Work instructions | The entries below are to be repeated verbatim, in full.

Information supplied |

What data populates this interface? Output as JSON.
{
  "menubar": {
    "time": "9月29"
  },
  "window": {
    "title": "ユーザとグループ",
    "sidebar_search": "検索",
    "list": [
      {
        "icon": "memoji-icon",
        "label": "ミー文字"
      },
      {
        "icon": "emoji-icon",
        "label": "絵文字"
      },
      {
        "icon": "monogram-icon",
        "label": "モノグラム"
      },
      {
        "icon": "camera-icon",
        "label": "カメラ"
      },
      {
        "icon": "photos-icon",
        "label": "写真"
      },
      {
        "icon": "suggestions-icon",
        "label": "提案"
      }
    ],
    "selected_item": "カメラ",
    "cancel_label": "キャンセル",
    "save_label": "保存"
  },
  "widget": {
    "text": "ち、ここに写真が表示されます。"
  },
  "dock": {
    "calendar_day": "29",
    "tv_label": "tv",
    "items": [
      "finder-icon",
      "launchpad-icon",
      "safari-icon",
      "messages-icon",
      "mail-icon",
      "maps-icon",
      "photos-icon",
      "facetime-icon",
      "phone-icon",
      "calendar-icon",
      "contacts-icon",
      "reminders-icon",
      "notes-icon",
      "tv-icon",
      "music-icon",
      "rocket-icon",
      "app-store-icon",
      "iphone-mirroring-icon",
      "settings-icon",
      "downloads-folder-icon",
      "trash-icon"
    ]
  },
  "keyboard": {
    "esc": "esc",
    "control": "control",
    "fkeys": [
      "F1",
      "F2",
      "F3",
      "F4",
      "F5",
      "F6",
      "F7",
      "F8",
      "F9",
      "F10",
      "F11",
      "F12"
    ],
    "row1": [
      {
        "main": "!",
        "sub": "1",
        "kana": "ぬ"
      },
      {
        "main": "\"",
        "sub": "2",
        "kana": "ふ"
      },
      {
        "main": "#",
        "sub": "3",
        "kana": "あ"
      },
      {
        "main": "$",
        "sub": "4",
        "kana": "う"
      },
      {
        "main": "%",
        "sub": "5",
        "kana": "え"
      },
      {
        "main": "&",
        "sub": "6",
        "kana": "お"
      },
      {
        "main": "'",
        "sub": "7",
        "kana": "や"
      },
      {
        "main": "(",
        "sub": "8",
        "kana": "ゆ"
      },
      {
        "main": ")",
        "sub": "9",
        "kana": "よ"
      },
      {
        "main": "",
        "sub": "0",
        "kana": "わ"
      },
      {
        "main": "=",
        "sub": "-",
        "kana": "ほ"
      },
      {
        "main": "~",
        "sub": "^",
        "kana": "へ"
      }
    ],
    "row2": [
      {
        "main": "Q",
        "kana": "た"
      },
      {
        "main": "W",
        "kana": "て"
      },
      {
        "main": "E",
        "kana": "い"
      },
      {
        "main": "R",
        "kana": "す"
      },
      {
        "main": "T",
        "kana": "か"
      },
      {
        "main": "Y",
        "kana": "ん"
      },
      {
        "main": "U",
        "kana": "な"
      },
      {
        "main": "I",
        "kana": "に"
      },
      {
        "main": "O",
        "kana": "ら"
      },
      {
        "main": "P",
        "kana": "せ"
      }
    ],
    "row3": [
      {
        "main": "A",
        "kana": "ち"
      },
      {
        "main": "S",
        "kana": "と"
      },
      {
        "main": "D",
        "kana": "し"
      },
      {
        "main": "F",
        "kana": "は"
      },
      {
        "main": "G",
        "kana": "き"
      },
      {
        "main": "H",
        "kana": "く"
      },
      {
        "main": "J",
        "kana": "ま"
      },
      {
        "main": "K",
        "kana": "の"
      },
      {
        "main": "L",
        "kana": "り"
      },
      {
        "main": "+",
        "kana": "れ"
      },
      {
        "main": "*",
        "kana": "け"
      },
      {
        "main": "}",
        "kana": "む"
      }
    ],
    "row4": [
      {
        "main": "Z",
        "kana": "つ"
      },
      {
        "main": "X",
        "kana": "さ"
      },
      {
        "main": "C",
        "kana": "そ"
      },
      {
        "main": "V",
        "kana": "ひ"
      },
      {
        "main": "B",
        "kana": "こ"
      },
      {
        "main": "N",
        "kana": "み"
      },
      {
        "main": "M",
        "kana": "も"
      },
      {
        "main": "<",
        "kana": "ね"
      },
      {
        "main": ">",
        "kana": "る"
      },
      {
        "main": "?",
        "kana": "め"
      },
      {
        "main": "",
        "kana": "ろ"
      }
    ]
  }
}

Problem solution |
What data populates this interface? Output as JSON.
{
  "menubar": {
    "time": "9月29"
  },
  "window": {
    "title": "ユーザとグループ",
    "sidebar_search": "検索",
    "list": [
      {
        "icon": "memoji-icon",
        "label": "ミー文字"
      },
      {
        "icon": "emoji-icon",
        "label": "絵文字"
      },
      {
        "icon": "monogram-icon",
        "label": "モノグラム"
      },
      {
        "icon": "camera-icon",
        "label": "カメラ"
      },
      {
        "icon": "photos-icon",
        "label": "写真"
      },
      {
        "icon": "suggestions-icon",
        "label": "提案"
      }
    ],
    "selected_item": "カメラ",
    "cancel_label": "キャンセル",
    "save_label": "保存"
  },
  "widget": {
    "text": "ち、ここに写真が表示されます。"
  },
  "dock": {
    "calendar_day": "29",
    "tv_label": "tv",
    "items": [
      "finder-icon",
      "launchpad-icon",
      "safari-icon",
      "messages-icon",
      "mail-icon",
      "maps-icon",
      "photos-icon",
      "facetime-icon",
      "phone-icon",
      "calendar-icon",
      "contacts-icon",
      "reminders-icon",
      "notes-icon",
      "tv-icon",
      "music-icon",
      "rocket-icon",
      "app-store-icon",
      "iphone-mirroring-icon",
      "settings-icon",
      "downloads-folder-icon",
      "trash-icon"
    ]
  },
  "keyboard": {
    "esc": "esc",
    "control": "control",
    "fkeys": [
      "F1",
      "F2",
      "F3",
      "F4",
      "F5",
      "F6",
      "F7",
      "F8",
      "F9",
      "F10",
      "F11",
      "F12"
    ],
    "row1": [
      {
        "main": "!",
        "sub": "1",
        "kana": "ぬ"
      },
      {
        "main": "\"",
        "sub": "2",
        "kana": "ふ"
      },
      {
        "main": "#",
        "sub": "3",
        "kana": "あ"
      },
      {
        "main": "$",
        "sub": "4",
        "kana": "う"
      },
      {
        "main": "%",
        "sub": "5",
        "kana": "え"
      },
      {
        "main": "&",
        "sub": "6",
        "kana": "お"
      },
      {
        "main": "'",
        "sub": "7",
        "kana": "や"
      },
      {
        "main": "(",
        "sub": "8",
        "kana": "ゆ"
      },
      {
        "main": ")",
        "sub": "9",
        "kana": "よ"
      },
      {
        "main": "",
        "sub": "0",
        "kana": "わ"
      },
      {
        "main": "=",
        "sub": "-",
        "kana": "ほ"
      },
      {
        "main": "~",
        "sub": "^",
        "kana": "へ"
      }
    ],
    "row2": [
      {
        "main": "Q",
        "kana": "た"
      },
      {
        "main": "W",
        "kana": "て"
      },
      {
        "main": "E",
        "kana": "い"
      },
      {
        "main": "R",
        "kana": "す"
      },
      {
        "main": "T",
        "kana": "か"
      },
      {
        "main": "Y",
        "kana": "ん"
      },
      {
        "main": "U",
        "kana": "な"
      },
      {
        "main": "I",
        "kana": "に"
      },
      {
        "main": "O",
        "kana": "ら"
      },
      {
        "main": "P",
        "kana": "せ"
      }
    ],
    "row3": [
      {
        "main": "A",
        "kana": "ち"
      },
      {
        "main": "S",
        "kana": "と"
      },
      {
        "main": "D",
        "kana": "し"
      },
      {
        "main": "F",
        "kana": "は"
      },
      {
        "main": "G",
        "kana": "き"
      },
      {
        "main": "H",
        "kana": "く"
      },
      {
        "main": "J",
        "kana": "ま"
      },
      {
        "main": "K",
        "kana": "の"
      },
      {
        "main": "L",
        "kana": "り"
      },
      {
        "main": "+",
        "kana": "れ"
      },
      {
        "main": "*",
        "kana": "け"
      },
      {
        "main": "}",
        "kana": "む"
      }
    ],
    "row4": [
      {
        "main": "Z",
        "kana": "つ"
      },
      {
        "main": "X",
        "kana": "さ"
      },
      {
        "main": "C",
        "kana": "そ"
      },
      {
        "main": "V",
        "kana": "ひ"
      },
      {
        "main": "B",
        "kana": "こ"
      },
      {
        "main": "N",
        "kana": "み"
      },
      {
        "main": "M",
        "kana": "も"
      },
      {
        "main": "<",
        "kana": "ね"
      },
      {
        "main": ">",
        "kana": "る"
      },
      {
        "main": "?",
        "kana": "め"
      },
      {
        "main": "",
        "kana": "ろ"
      }
    ]
  }
}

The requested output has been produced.